Our relationship with the natural environment has always been a fragile one and this is best exemplified by our need to encage and exhibit animals in zoos. On the one hand, zoos offer a valid opportunity for education for the young to learn about the animals they cannot see and yet their future actions serve to protect. By seeing these animals in the flesh it helps people relate to the animals they hear about in the wild facing extinction unless they adapt their consumption. On the other hand holding any animal captive, including the process of breeding them for captivity surely cannot be argued to be anything but morally corrupt.
Dalian Forest Zoo in North East China exemplifies the various trends in zoos all within one enclosure. It is at once both a look at what western zoos were like in the past with tiny, concrete enclosures and also a view of a more modern system with more spacious enclosures for the savannah animals.

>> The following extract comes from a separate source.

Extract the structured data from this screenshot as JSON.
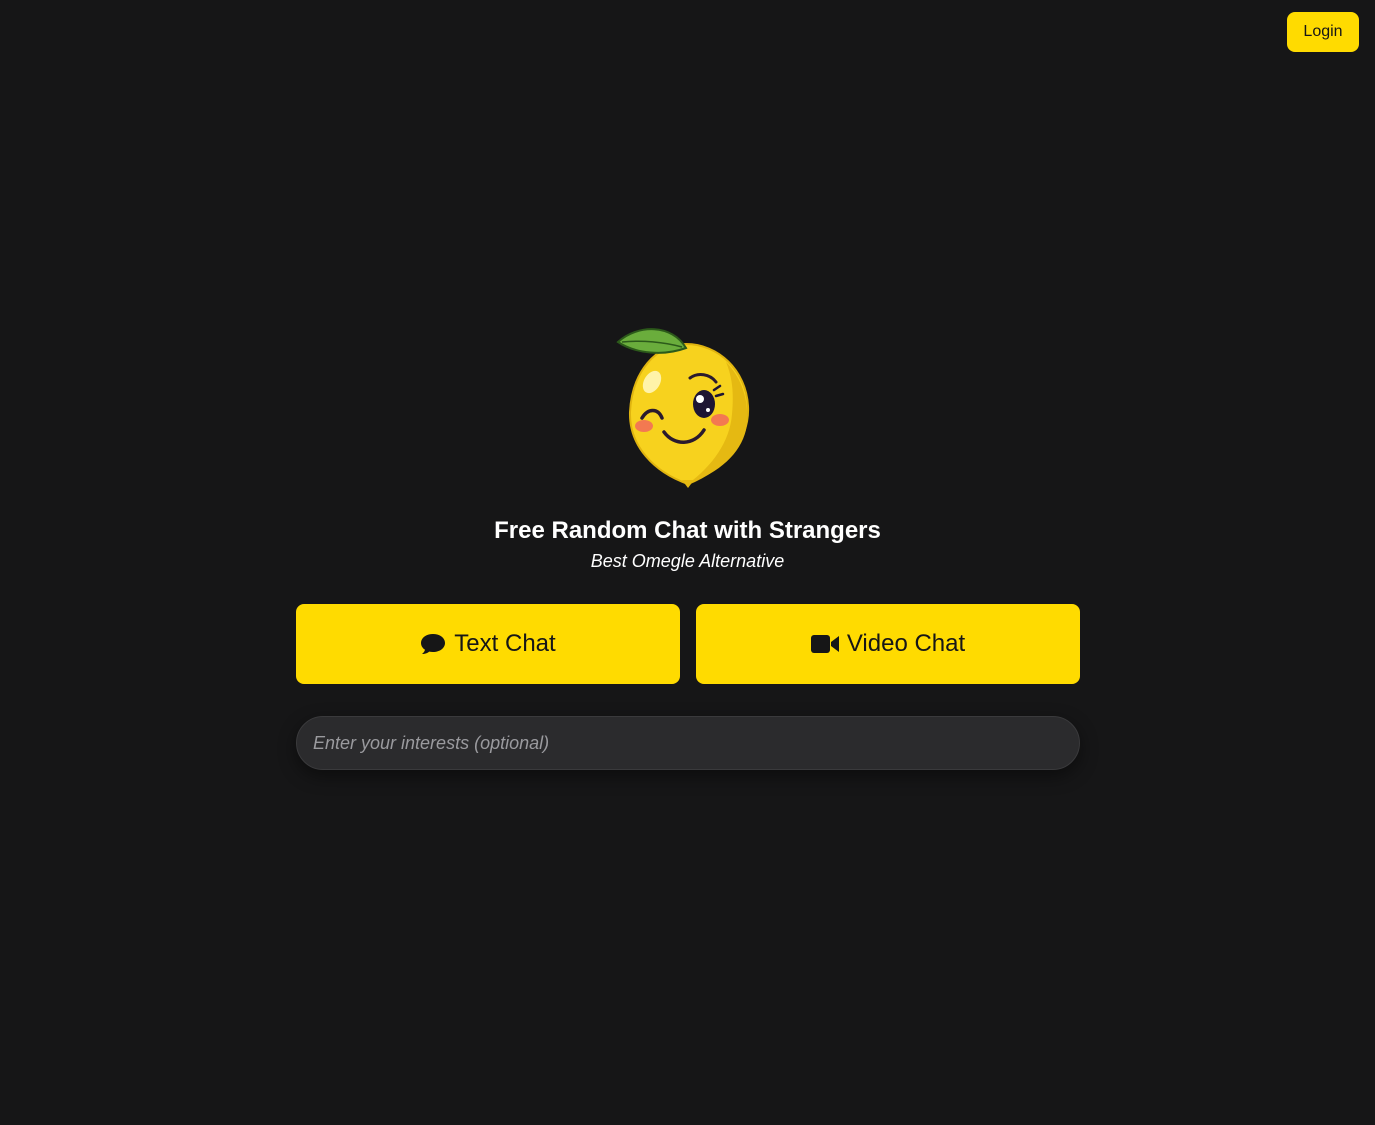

The portraits of the animals of Dalian Forest Zoo presented in this project depict not only the physical and mental situation of the zoo’s inhabitants but also allude to how the Chinese people are embracing the rapid transformation of their country. Importantly the work also addresses my own feelings of isolation living in a country as foreign as China for someone of British origin. This isolation I felt on an individual level is very similar to how the Chinese as a population feel as a country that only within the past 30 years since the end of the cultural revolution is starting to find its own voice in the world.